Thursday, August 31, 2006

"For the mountains shall crumble..." (Is. 54:10): פרשת כי תצא

During the month of Elul, my thoughts turn to repentance. The hebrew term (תשובה) means return, which is a different concept entirely from atonement (כפרה).

Pennance is an almost impersonal action that erases the sin. For example, bringing an offering or throwing the blood brings about כפרה, and atonement is effected.

תשובה, on the other hand, is a most intimate interaction with G-d. Man's soul yearns for the closeness to G-d, and mourns the fall from perfection.
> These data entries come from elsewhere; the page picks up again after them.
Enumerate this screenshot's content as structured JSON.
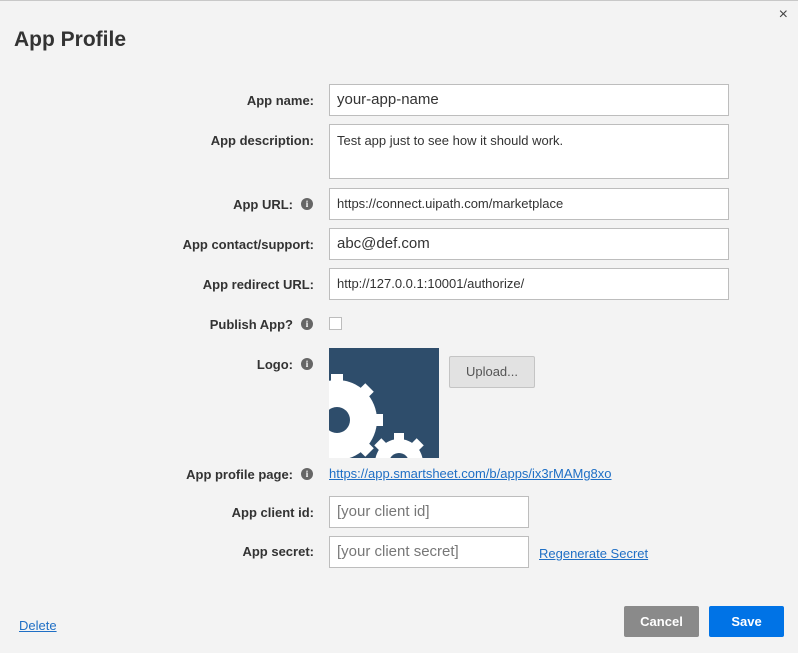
{
  "dialog": {
    "title": "App Profile",
    "close_icon": "×"
  },
  "form": {
    "app_name": {
      "label": "App name:",
      "value": "your-app-name"
    },
    "app_description": {
      "label": "App description:",
      "value": "Test app just to see how it should work."
    },
    "app_url": {
      "label": "App URL:",
      "value": "https://connect.uipath.com/marketplace"
    },
    "app_contact": {
      "label": "App contact/support:",
      "value": "abc@def.com"
    },
    "app_redirect_url": {
      "label": "App redirect URL:",
      "value": "http://127.0.0.1:10001/authorize/"
    },
    "publish_app": {
      "label": "Publish App?",
      "checked": false
    },
    "logo": {
      "label": "Logo:",
      "upload_label": "Upload..."
    },
    "app_profile_page": {
      "label": "App profile page:",
      "link": "https://app.smartsheet.com/b/apps/ix3rMAMg8xo"
    },
    "app_client_id": {
      "label": "App client id:",
      "value": "[your client id]"
    },
    "app_secret": {
      "label": "App secret:",
      "value": "[your client secret]",
      "regenerate_label": "Regenerate Secret"
    }
  },
  "info_icon_glyph": "i",
  "footer": {
    "delete_label": "Delete",
    "cancel_label": "Cancel",
    "save_label": "Save"
  },
  "colors": {
    "save": "#0073e6",
    "cancel": "#8a8a8a",
    "logo_bg": "#2e4d6b",
    "link": "#1f6fc5"
  },
  "icons": [
    "close-icon",
    "info-icon",
    "gear-icon"
  ]
}
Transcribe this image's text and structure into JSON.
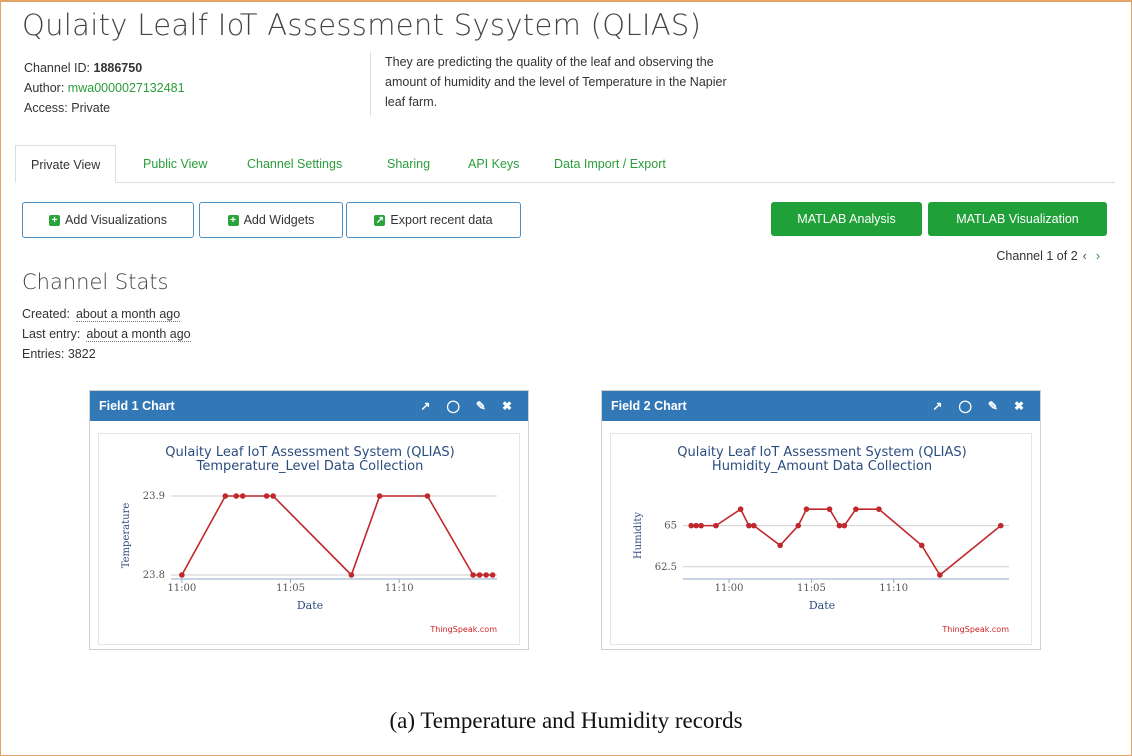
{
  "header": {
    "title": "Qulaity Lealf IoT Assessment Sysytem (QLIAS)",
    "channel_id_label": "Channel ID:",
    "channel_id": "1886750",
    "author_label": "Author:",
    "author": "mwa0000027132481",
    "access": "Access: Private",
    "description": "They are predicting the quality of the leaf and observing the amount of humidity and the level of Temperature in the Napier leaf farm."
  },
  "tabs": [
    "Private View",
    "Public View",
    "Channel Settings",
    "Sharing",
    "API Keys",
    "Data Import / Export"
  ],
  "toolbar": {
    "add_visualizations": "Add Visualizations",
    "add_widgets": "Add Widgets",
    "export_recent": "Export recent data",
    "matlab_analysis": "MATLAB Analysis",
    "matlab_visualization": "MATLAB Visualization",
    "pager": "Channel 1 of 2",
    "accent": "#1fa038"
  },
  "stats": {
    "heading": "Channel Stats",
    "created_label": "Created:",
    "created": "about a month ago",
    "last_entry_label": "Last entry:",
    "last_entry": "about a month ago",
    "entries": "Entries: 3822"
  },
  "panels": [
    {
      "header": "Field 1 Chart"
    },
    {
      "header": "Field 2 Chart"
    }
  ],
  "icons": [
    "external-link-icon",
    "comment-icon",
    "pencil-icon",
    "close-icon"
  ],
  "caption": "(a) Temperature and Humidity records",
  "chart_data": [
    {
      "type": "line",
      "title": "Qulaity Leaf IoT Assessment System (QLIAS)",
      "subtitle": "Temperature_Level Data Collection",
      "xlabel": "Date",
      "ylabel": "Temperature",
      "credit": "ThingSpeak.com",
      "x_ticks": [
        "11:00",
        "11:05",
        "11:10"
      ],
      "y_ticks": [
        23.8,
        23.9
      ],
      "ylim": [
        23.8,
        23.9
      ],
      "xlim_min": [
        10.8,
        12.8
      ],
      "color": "#c0282c",
      "series": [
        {
          "x_min": [
            0,
            2,
            2.5,
            2.8,
            3.9,
            4.2,
            7.8,
            9.1,
            11.3,
            13.4,
            13.7,
            14.0,
            14.3
          ],
          "values": [
            23.8,
            23.9,
            23.9,
            23.9,
            23.9,
            23.9,
            23.8,
            23.9,
            23.9,
            23.8,
            23.8,
            23.8,
            23.8
          ]
        }
      ]
    },
    {
      "type": "line",
      "title": "Qulaity Leaf IoT Assessment System (QLIAS)",
      "subtitle": "Humidity_Amount Data Collection",
      "xlabel": "Date",
      "ylabel": "Humidity",
      "credit": "ThingSpeak.com",
      "x_ticks": [
        "11:00",
        "11:05",
        "11:10"
      ],
      "y_ticks": [
        62.5,
        65
      ],
      "ylim": [
        62,
        66.8
      ],
      "color": "#c0282c",
      "series": [
        {
          "x_min": [
            -2.3,
            -2.0,
            -1.7,
            -0.8,
            0.7,
            1.2,
            1.5,
            3.1,
            4.2,
            4.7,
            6.1,
            6.7,
            7.0,
            7.7,
            9.1,
            11.7,
            12.8,
            16.5
          ],
          "values": [
            65.0,
            65.0,
            65.0,
            65.0,
            66.0,
            65.0,
            65.0,
            63.8,
            65.0,
            66.0,
            66.0,
            65.0,
            65.0,
            66.0,
            66.0,
            63.8,
            62.0,
            65.0
          ]
        }
      ]
    }
  ]
}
Samuel (15:22) castigates Saul by saying that offerings are worthless without obeying G-d. Return to G-d cannot occur without תשובה.

This desire to return to a state of Grace is precisely the way R. YB Soloveitchik explains the concept of teshuva 'out of love'. In the Laws of Teshuva, Maimonides first gives a lenghty path towards teshuva which leads to sins being erased, while later on, he speaks of overnight teshuva, where sins actually transform into good deeds! R. Soloveitchik posits that these reflect thetwo ways to approach G-d for forgiveness. When we repent out of fear of punishment, we must go through the long process, and the result is that the sins are erased. However, if we repent out of love for G-d, our atonement is immediate, and it converts the sin.

R. Soloveitchik says that when one feels the loss of his intimacy with G-d, and mourns it, this creates a desire from within to change one's ways. This is more powerful than an external fear of punishment. When a person's desire for forgiveness is a part of him, and not just external to him, it breaks all the barriers set in the first תשובה sequence of the Rambam.

This week's haftarah describes, in the most lyrical way, a time when our intimacy with G-d will never again be broken. 'כִּי הֶהָרִים יָמוּשׁוּ, וְהַגְּבָעוֹת תְּמוּטֶינָה וְחַסְדִּי מֵאִתֵּךְ לֹא יָמוּשׁ, וּבְרִית שְׁלוֹמִי לֹא תָמוּט, אָמַר מְרַחֲמֵךְ, ה.' Though hills and valleys be swept away by the passing time, G-d's love for us will never cease. May His limitless patience and love for us all, as individuals and as a nation, spur us towards personal and collective teshuva out of love.